So far in 2018, we at FactRight have been kept very busy reviewing DST offerings for our clients, including deals from new sponsors entering the market. Recent tax reform spared section 1031 exchanges for interests in real estate, and the industry breathed a sigh of relief, as it expects demand for syndicated deals will continue to grow. Our friends at Mountain Dell Consulting report that 29 sponsors raised more than $1.9 billion in aggregate equity in 2017, making it the most active year for syndicated 1031 offerings since 2007 (during which $2.8 billion was raised by 64 sponsors). The sentiment appears to be that the growth we’ve seen in the overall market since 2011 will continue into the foreseeable future.
We’ve recently enhanced the content and format of our due diligence reports on DSTs to deliver more value-add assessment for our clients. We believe these improvements put offering terms and features into clearer context. For instance, we compare fees and expenses in the specific offering under review to customary ranges and medians gleaned from our extensive DST offering database. I thought you might be interested to see the medians for some of the metrics we track from the offerings we reviewed in 2017 (in the table below). You’ll find more of this kind of data in our reports.
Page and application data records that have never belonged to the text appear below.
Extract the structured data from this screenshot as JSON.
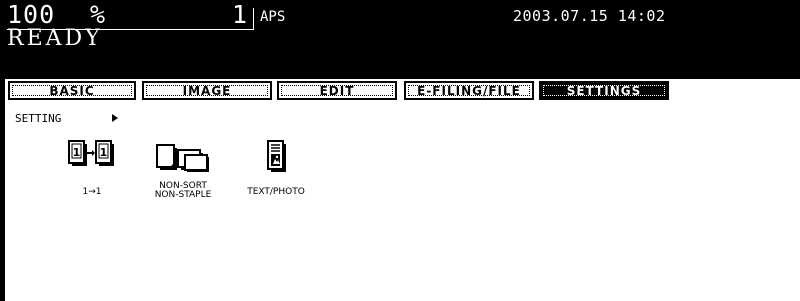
{
  "header": {
    "ratio": "100",
    "ratio_unit": "%",
    "copies": "1",
    "paper_mode": "APS",
    "datetime": "2003.07.15 14:02",
    "status": "READY"
  },
  "tabs": [
    {
      "label": "BASIC",
      "active": false
    },
    {
      "label": "IMAGE",
      "active": false
    },
    {
      "label": "EDIT",
      "active": false
    },
    {
      "label": "E-FILING/FILE",
      "active": false
    },
    {
      "label": "SETTINGS",
      "active": true
    }
  ],
  "setting": {
    "label": "SETTING"
  },
  "settings_icons": [
    {
      "icon": "one-sided-to-one-sided-icon",
      "label": "1→1"
    },
    {
      "icon": "non-sort-non-staple-icon",
      "label_line1": "NON-SORT",
      "label_line2": "NON-STAPLE"
    },
    {
      "icon": "text-photo-icon",
      "label": "TEXT/PHOTO"
    }
  ]
}
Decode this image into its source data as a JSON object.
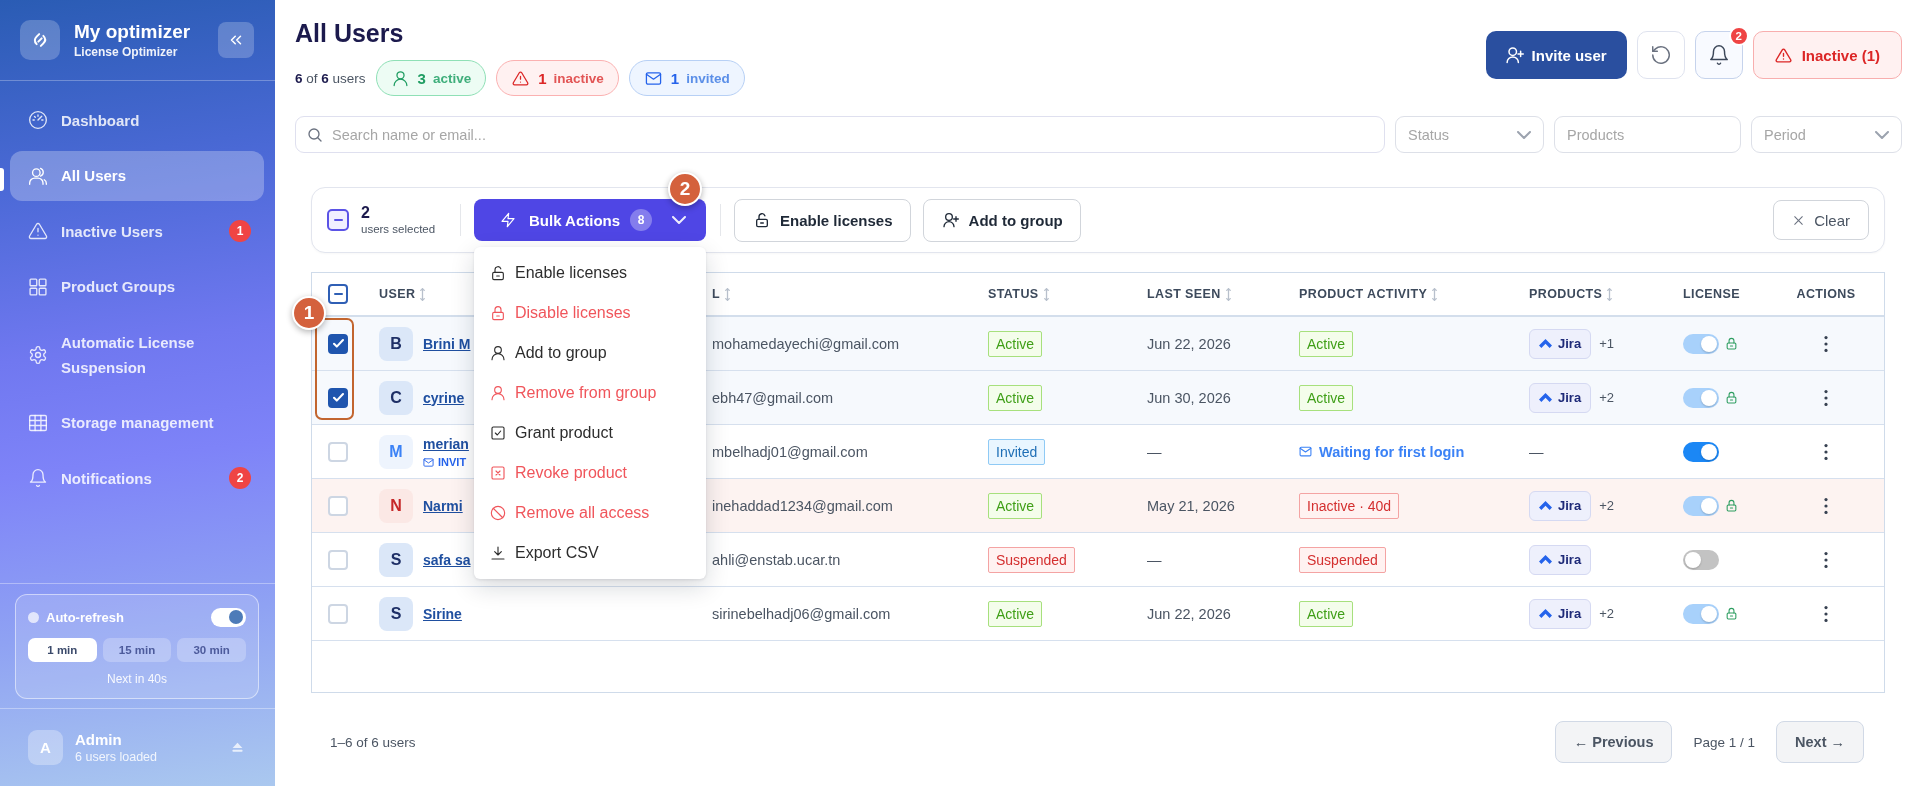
{
  "sidebar": {
    "brand": {
      "name": "My optimizer",
      "subtitle": "License Optimizer"
    },
    "items": [
      {
        "label": "Dashboard",
        "selected": false
      },
      {
        "label": "All Users",
        "selected": true
      },
      {
        "label": "Inactive Users",
        "selected": false,
        "badge": "1"
      },
      {
        "label": "Product Groups",
        "selected": false
      },
      {
        "label": "Automatic License Suspension",
        "selected": false
      },
      {
        "label": "Storage management",
        "selected": false
      },
      {
        "label": "Notifications",
        "selected": false,
        "badge": "2"
      }
    ],
    "auto_refresh": {
      "label": "Auto-refresh",
      "on": true,
      "intervals": [
        {
          "label": "1 min",
          "selected": true
        },
        {
          "label": "15 min",
          "selected": false
        },
        {
          "label": "30 min",
          "selected": false
        }
      ],
      "next": "Next in 40s"
    },
    "account": {
      "initial": "A",
      "name": "Admin",
      "status": "6 users loaded"
    }
  },
  "header": {
    "title": "All Users",
    "summary": "**6** of **6** users",
    "chips": [
      {
        "kind": "active",
        "count": "3",
        "label": "active"
      },
      {
        "kind": "inactive",
        "count": "1",
        "label": "inactive"
      },
      {
        "kind": "invited",
        "count": "1",
        "label": "invited"
      }
    ],
    "actions": [
      {
        "kind": "invite",
        "label": "Invite user"
      },
      {
        "kind": "refresh"
      },
      {
        "kind": "notifications",
        "badge": "2"
      },
      {
        "kind": "inactive",
        "label": "Inactive (1)"
      }
    ]
  },
  "filters": {
    "search": {
      "placeholder": "Search name or email..."
    },
    "fields": [
      {
        "kind": "select",
        "placeholder": "Status"
      },
      {
        "kind": "text",
        "placeholder": "Products"
      },
      {
        "kind": "select",
        "placeholder": "Period"
      }
    ]
  },
  "bulk_bar": {
    "select_all": {
      "partial": true
    },
    "count": "2",
    "count_label": "users selected",
    "bulk_actions": {
      "label": "Bulk Actions",
      "count": "8",
      "expanded": true,
      "callout": "2",
      "menu": [
        {
          "label": "Enable licenses",
          "danger": false
        },
        {
          "label": "Disable licenses",
          "danger": true
        },
        {
          "label": "Add to group",
          "danger": false
        },
        {
          "label": "Remove from group",
          "danger": true
        },
        {
          "label": "Grant product",
          "danger": false
        },
        {
          "label": "Revoke product",
          "danger": true
        },
        {
          "label": "Remove all access",
          "danger": true
        },
        {
          "label": "Export CSV",
          "danger": false
        }
      ]
    },
    "buttons": [
      {
        "label": "Enable licenses"
      },
      {
        "label": "Add to group"
      }
    ],
    "clear": "Clear"
  },
  "table": {
    "select_all": {
      "partial": true
    },
    "callout": "1",
    "columns": [
      {
        "label": "USER",
        "sortable": true
      },
      {
        "label": "L",
        "sortable": true
      },
      {
        "label": "STATUS",
        "sortable": true
      },
      {
        "label": "LAST SEEN",
        "sortable": true
      },
      {
        "label": "PRODUCT ACTIVITY",
        "sortable": true
      },
      {
        "label": "PRODUCTS",
        "sortable": true
      },
      {
        "label": "LICENSE",
        "sortable": false
      },
      {
        "label": "ACTIONS",
        "sortable": false
      }
    ],
    "rows": [
      {
        "selected": true,
        "flagged": false,
        "avatar": {
          "initial": "B",
          "kind": "default"
        },
        "name": "Brini M",
        "email": "mohamedayechi@gmail.com",
        "status": {
          "kind": "active",
          "label": "Active"
        },
        "last_seen": "Jun 22, 2026",
        "activity": {
          "kind": "active",
          "label": "Active"
        },
        "products": {
          "kind": "product",
          "name": "Jira",
          "more": "+1"
        },
        "license": {
          "on": true,
          "locked": true
        }
      },
      {
        "selected": true,
        "flagged": false,
        "avatar": {
          "initial": "C",
          "kind": "default"
        },
        "name": "cyrine",
        "email": "ebh47@gmail.com",
        "status": {
          "kind": "active",
          "label": "Active"
        },
        "last_seen": "Jun 30, 2026",
        "activity": {
          "kind": "active",
          "label": "Active"
        },
        "products": {
          "kind": "product",
          "name": "Jira",
          "more": "+2"
        },
        "license": {
          "on": true,
          "locked": true
        }
      },
      {
        "selected": false,
        "flagged": false,
        "avatar": {
          "initial": "M",
          "kind": "pending"
        },
        "name": "merian",
        "note": "INVIT",
        "email": "mbelhadj01@gmail.com",
        "status": {
          "kind": "invited",
          "label": "Invited"
        },
        "last_seen": "—",
        "activity": {
          "kind": "waiting",
          "label": "Waiting for first login"
        },
        "products": {
          "kind": "none",
          "label": "—"
        },
        "license": {
          "on": true,
          "locked": false
        }
      },
      {
        "selected": false,
        "flagged": true,
        "avatar": {
          "initial": "N",
          "kind": "alert"
        },
        "name": "Narmi",
        "email": "inehaddad1234@gmail.com",
        "status": {
          "kind": "active",
          "label": "Active"
        },
        "last_seen": "May 21, 2026",
        "activity": {
          "kind": "inactive",
          "label": "Inactive · 40d"
        },
        "products": {
          "kind": "product",
          "name": "Jira",
          "more": "+2"
        },
        "license": {
          "on": true,
          "locked": true
        }
      },
      {
        "selected": false,
        "flagged": false,
        "avatar": {
          "initial": "S",
          "kind": "default"
        },
        "name": "safa sa",
        "email": "ahli@enstab.ucar.tn",
        "status": {
          "kind": "suspended",
          "label": "Suspended"
        },
        "last_seen": "—",
        "activity": {
          "kind": "suspended",
          "label": "Suspended"
        },
        "products": {
          "kind": "product",
          "name": "Jira"
        },
        "license": {
          "on": false,
          "locked": false
        }
      },
      {
        "selected": false,
        "flagged": false,
        "avatar": {
          "initial": "S",
          "kind": "default"
        },
        "name": "Sirine",
        "email": "sirinebelhadj06@gmail.com",
        "status": {
          "kind": "active",
          "label": "Active"
        },
        "last_seen": "Jun 22, 2026",
        "activity": {
          "kind": "active",
          "label": "Active"
        },
        "products": {
          "kind": "product",
          "name": "Jira",
          "more": "+2"
        },
        "license": {
          "on": true,
          "locked": true
        }
      }
    ]
  },
  "pagination": {
    "summary": "1–6 of 6 users",
    "previous": "← Previous",
    "page": "Page 1 / 1",
    "next": "Next →"
  }
}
Of course, these data points should not be viewed in isolation. Fees in a specific deal should be considered on not only an individual, but also a global basis, especially as sponsors can pull different fee “levers” in an offering. Other metrics need to be weighed against caveats. Appropriate questions to ask when reviewing a specific offering include:
- If overall upfront load has decreased from previous offerings by this sponsor, is the sponsor stealthily raising ongoing fees?
- What is the total ongoing compensation to the sponsor and its affiliates, including property management, asset management, and other fees, as well as projected master tenant profit? (For instance, a deal may have a relatively low property management fee, but the asset management fee may change every year to engineer a round cash flow number to investors. You need to put that asset management fee into the same context as the property management fee—as a function of gross income—to see a fuller picture.)
- What kind of fee considerations attend the type of asset class, and the related level of underwriting difficulty and management intensity? Some metrics, such as acquisition and management fees, should be assessed against other deals of that asset class only (which we also track).
- Are there reasons why some metrics may be not customary? For instance, small equity raises will make loads-to-equity look high, and deals with no debt will have identical load-to-equity and -syndicated measures. Relatively high (or low) LTVs can also skew metrics.
- While DSTs have to be structured carefully to avoid characterization as a partnership for 1031 purposes, there are ways for sponsors subordinate some of their compensation to investor return. Is the disposition fee contingent on full return of investor capital? Also, understand how the structure of the master lease dictates how property profit flows between investors and the master tenant.
In the end, the critical question is: assuming DST investors can receive their tax deferral benefits, is the return reasonable for the risk the investors will take on? We hope data like this can help you answer that question more confidently.